I got my brown rice vinegar in the mail
I note it’s black label has sparse and vertical Japanese writing, elegantly proportioned, framing with a natural imperfect beauty,  a collection of white patterns on a square of black. 

It resembles hand pressed biology-inspired wax resist on fabric. Or fishing-net impressed plum shapes or flat flounder fishes floating, intricate baskets of white on black.

But when I plucked it from the box, from hundreds of pieces of sundry silverware for crucifying canvas to wood,
I discover it is wrapped in sticky bubble wrap, (the kind with great big bubbles, the biggest I think you can find)
And I removed it slowly and carefully, trying not to rip the label
(it’s incredibly sticky stuff). 
This wasn’t the cheapest vinegar, as vinegar goes,
it should at least look nice if I will have it for a while,
I think.
Or maybe I’ll use it in everything
I just dont know yet.
It smells great. Like sunken ships in burned out barley fields
Sunflowers or leather saddles
I vaguely imagine Christ on a cross
His next to last dying words a request for vinegar.
I wonder would it meet the standard.

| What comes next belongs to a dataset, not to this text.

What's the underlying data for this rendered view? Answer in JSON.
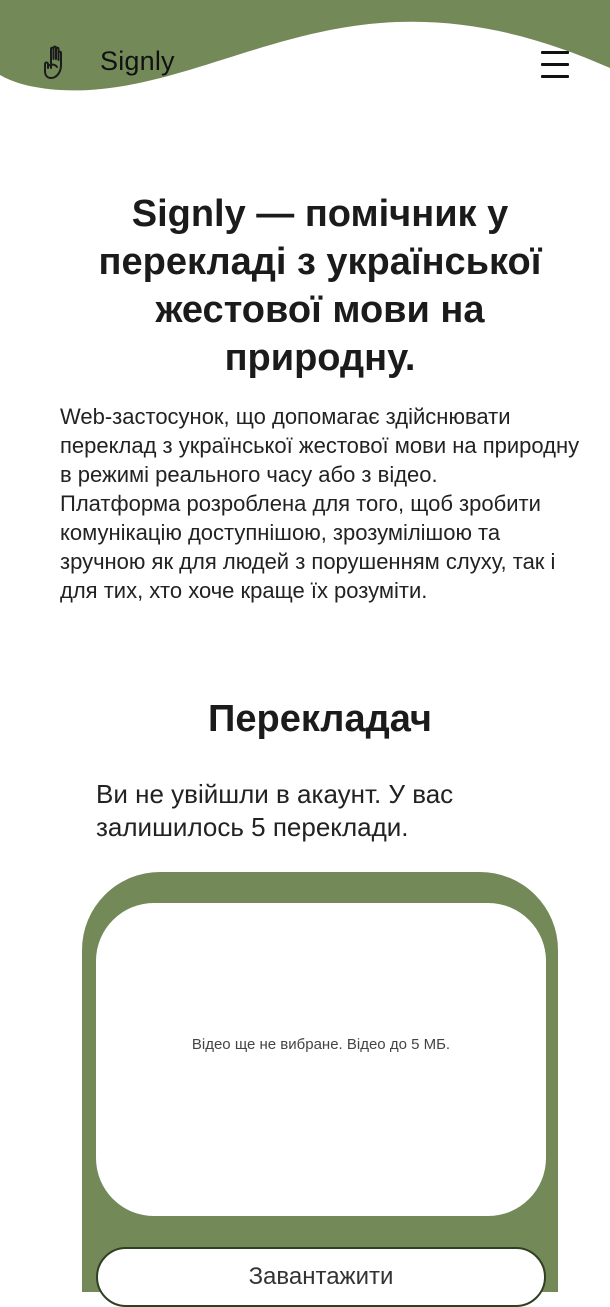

As I am bowled over by the perfect art on the label I notice something kind of, well, almost unbelievable, even now.
Focusing my vision at close range, I have a flash of intuition or suspicion that the sticky wrap has pulled away or damaged bits of the black ink. The art on this label has only in this moment appeared. The marks were not present at birth, but developed here in this arrival, in it’s last journey.
The writing and the rest of the label is unaffected,
The white print only appearing on the black background, in the main and mostly empty square of the label
and only in shapes corresponding directly with the backside of the big bubbles in the wrap.
The result are these beautiful white thumbprints,
Smushed circles of snail trails on the moon’s surface, fish scales, primitive abstraction, porthole-shaped mono-tinted drawings or old fuzzy xeroxed photos of the ocean, some alien language, some naturally growing form. Loch Ness Monster news clippings.
They look like they absolutely had to have been purposely printed there, so much I don’t believe the staunch vigour of my vision until I confirm the marks still on the bubble wrap…a perfect black replica of the white drawing on the label 
I am simply stunned at the sheer level of this art. Impossibly created. A level which the vinegar must frankly, deserve
I secretly hope
And I wonder how the rest of the bottles that have ever been made at this plant could possibly be missing out on all the earthy and spontaneous opulence.